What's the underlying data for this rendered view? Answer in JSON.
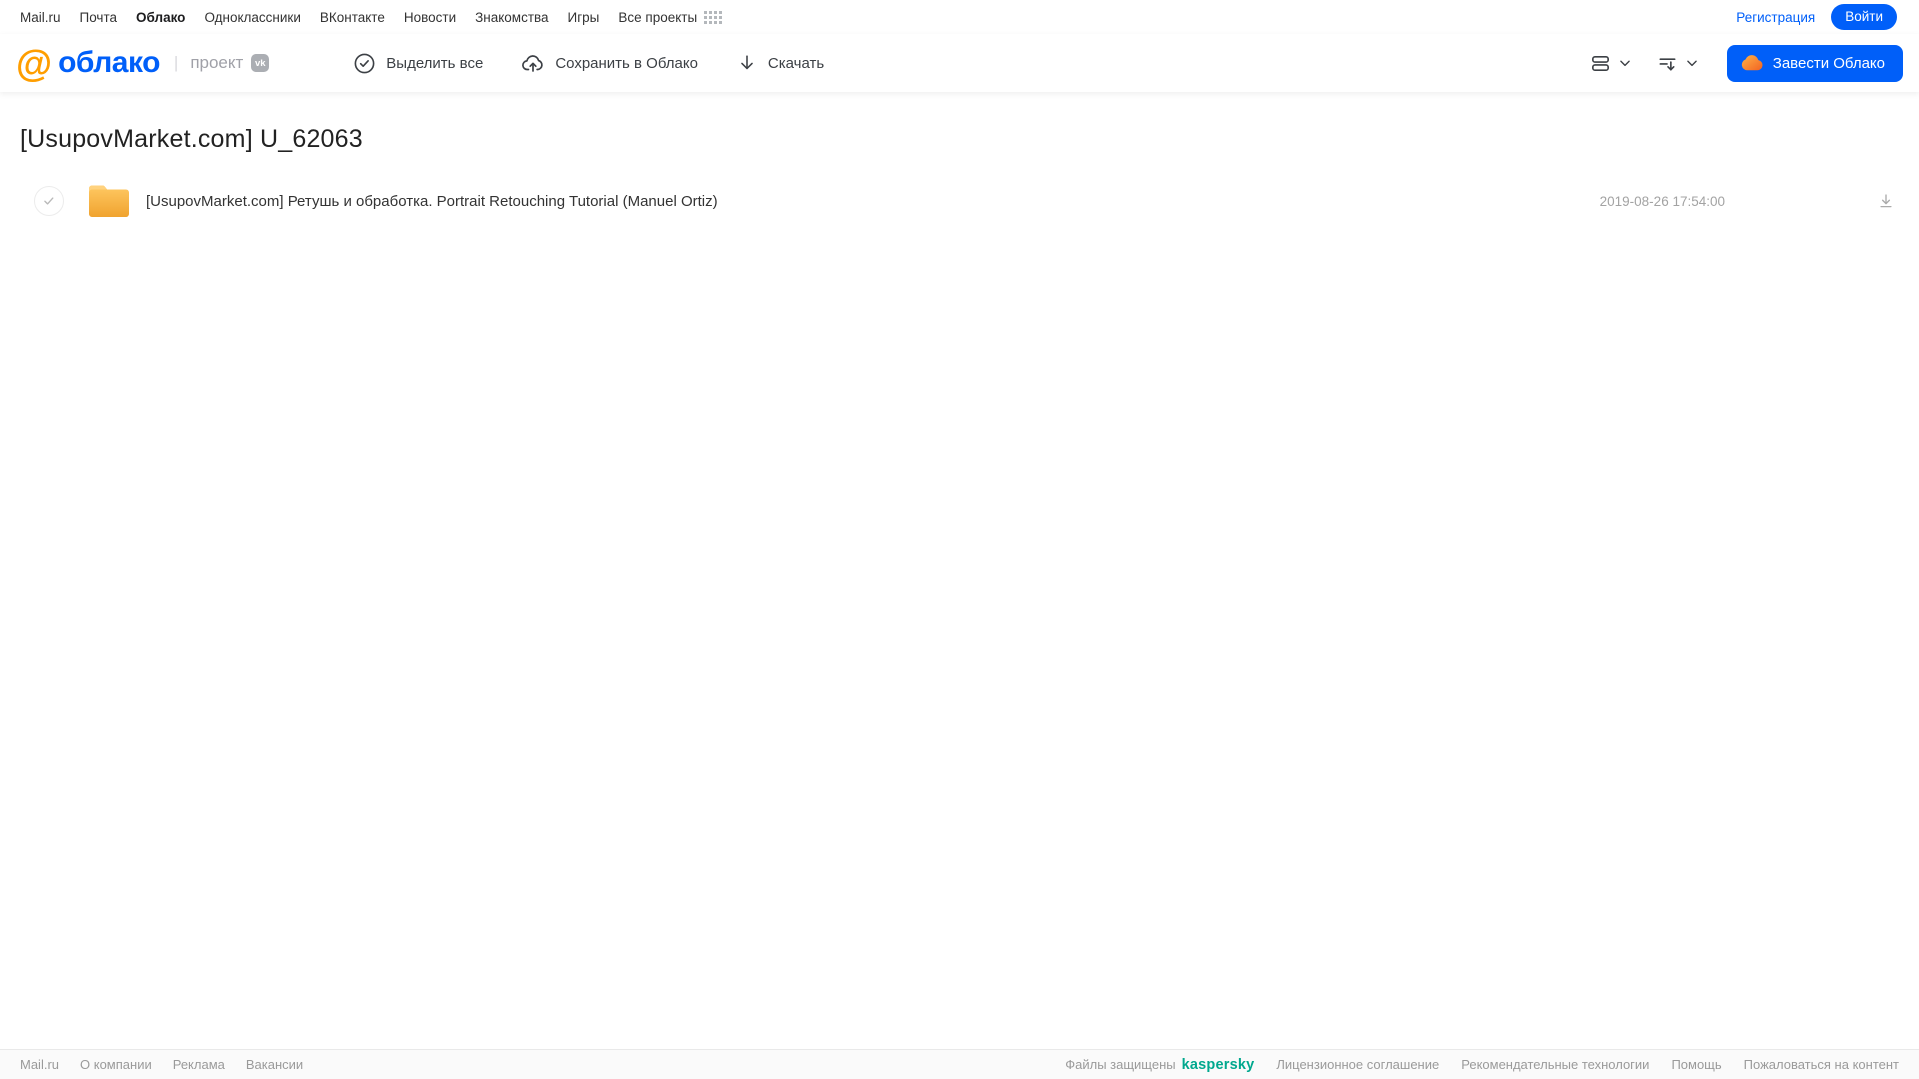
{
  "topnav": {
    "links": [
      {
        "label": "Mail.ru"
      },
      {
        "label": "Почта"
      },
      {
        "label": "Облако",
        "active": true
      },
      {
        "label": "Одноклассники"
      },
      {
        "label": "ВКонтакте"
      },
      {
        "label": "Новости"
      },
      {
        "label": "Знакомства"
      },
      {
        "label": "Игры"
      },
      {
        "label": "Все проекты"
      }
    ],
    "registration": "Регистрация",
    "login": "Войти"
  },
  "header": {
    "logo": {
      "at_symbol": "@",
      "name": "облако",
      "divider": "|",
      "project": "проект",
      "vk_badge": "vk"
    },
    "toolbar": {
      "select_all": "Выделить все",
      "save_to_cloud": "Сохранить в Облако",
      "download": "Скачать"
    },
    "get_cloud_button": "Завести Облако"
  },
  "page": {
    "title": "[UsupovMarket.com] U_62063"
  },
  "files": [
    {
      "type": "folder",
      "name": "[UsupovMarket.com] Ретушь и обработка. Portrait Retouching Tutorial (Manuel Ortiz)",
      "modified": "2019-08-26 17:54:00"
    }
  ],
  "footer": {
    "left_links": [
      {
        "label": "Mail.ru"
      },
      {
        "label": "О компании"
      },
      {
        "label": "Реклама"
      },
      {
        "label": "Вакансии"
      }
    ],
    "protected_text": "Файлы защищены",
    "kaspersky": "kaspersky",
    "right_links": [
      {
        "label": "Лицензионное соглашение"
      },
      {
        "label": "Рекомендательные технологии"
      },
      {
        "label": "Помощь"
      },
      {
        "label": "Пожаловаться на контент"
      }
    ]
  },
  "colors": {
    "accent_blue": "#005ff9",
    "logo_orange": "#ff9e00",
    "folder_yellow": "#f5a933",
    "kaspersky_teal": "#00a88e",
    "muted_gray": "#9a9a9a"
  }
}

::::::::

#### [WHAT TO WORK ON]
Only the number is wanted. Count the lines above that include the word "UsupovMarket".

#### [RESULT OF THE EXERCISE]
2